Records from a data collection

━━━━━━━━━━━━━━━━━━━━

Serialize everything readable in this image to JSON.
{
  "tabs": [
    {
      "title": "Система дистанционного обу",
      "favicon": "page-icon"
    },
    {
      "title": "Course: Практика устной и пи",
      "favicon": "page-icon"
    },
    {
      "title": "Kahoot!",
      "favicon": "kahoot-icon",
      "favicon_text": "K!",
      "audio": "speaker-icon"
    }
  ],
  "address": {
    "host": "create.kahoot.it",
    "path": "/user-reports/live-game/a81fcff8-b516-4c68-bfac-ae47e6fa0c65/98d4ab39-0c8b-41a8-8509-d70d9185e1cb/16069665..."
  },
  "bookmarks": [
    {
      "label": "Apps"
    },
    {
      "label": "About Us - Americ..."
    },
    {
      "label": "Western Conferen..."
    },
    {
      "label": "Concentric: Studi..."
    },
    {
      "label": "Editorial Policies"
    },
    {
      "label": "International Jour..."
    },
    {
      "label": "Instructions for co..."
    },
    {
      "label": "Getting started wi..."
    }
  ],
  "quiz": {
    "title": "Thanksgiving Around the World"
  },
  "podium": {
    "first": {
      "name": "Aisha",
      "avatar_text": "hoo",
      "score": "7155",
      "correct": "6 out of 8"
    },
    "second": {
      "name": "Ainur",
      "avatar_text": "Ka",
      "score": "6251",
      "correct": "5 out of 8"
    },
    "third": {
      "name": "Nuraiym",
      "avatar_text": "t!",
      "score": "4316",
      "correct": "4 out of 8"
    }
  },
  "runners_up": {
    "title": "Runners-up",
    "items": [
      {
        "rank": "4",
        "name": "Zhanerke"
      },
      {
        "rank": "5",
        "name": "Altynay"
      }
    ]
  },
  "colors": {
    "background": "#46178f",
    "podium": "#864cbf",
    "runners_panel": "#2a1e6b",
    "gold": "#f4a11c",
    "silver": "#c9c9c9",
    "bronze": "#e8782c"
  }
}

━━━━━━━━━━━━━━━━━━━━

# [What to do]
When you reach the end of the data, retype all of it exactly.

# [Your solution]
Serialize everything readable in this image to JSON.
{
  "tabs": [
    {
      "title": "Система дистанционного обу",
      "favicon": "page-icon"
    },
    {
      "title": "Course: Практика устной и пи",
      "favicon": "page-icon"
    },
    {
      "title": "Kahoot!",
      "favicon": "kahoot-icon",
      "favicon_text": "K!",
      "audio": "speaker-icon"
    }
  ],
  "address": {
    "host": "create.kahoot.it",
    "path": "/user-reports/live-game/a81fcff8-b516-4c68-bfac-ae47e6fa0c65/98d4ab39-0c8b-41a8-8509-d70d9185e1cb/16069665..."
  },
  "bookmarks": [
    {
      "label": "Apps"
    },
    {
      "label": "About Us - Americ..."
    },
    {
      "label": "Western Conferen..."
    },
    {
      "label": "Concentric: Studi..."
    },
    {
      "label": "Editorial Policies"
    },
    {
      "label": "International Jour..."
    },
    {
      "label": "Instructions for co..."
    },
    {
      "label": "Getting started wi..."
    }
  ],
  "quiz": {
    "title": "Thanksgiving Around the World"
  },
  "podium": {
    "first": {
      "name": "Aisha",
      "avatar_text": "hoo",
      "score": "7155",
      "correct": "6 out of 8"
    },
    "second": {
      "name": "Ainur",
      "avatar_text": "Ka",
      "score": "6251",
      "correct": "5 out of 8"
    },
    "third": {
      "name": "Nuraiym",
      "avatar_text": "t!",
      "score": "4316",
      "correct": "4 out of 8"
    }
  },
  "runners_up": {
    "title": "Runners-up",
    "items": [
      {
        "rank": "4",
        "name": "Zhanerke"
      },
      {
        "rank": "5",
        "name": "Altynay"
      }
    ]
  },
  "colors": {
    "background": "#46178f",
    "podium": "#864cbf",
    "runners_panel": "#2a1e6b",
    "gold": "#f4a11c",
    "silver": "#c9c9c9",
    "bronze": "#e8782c"
  }
}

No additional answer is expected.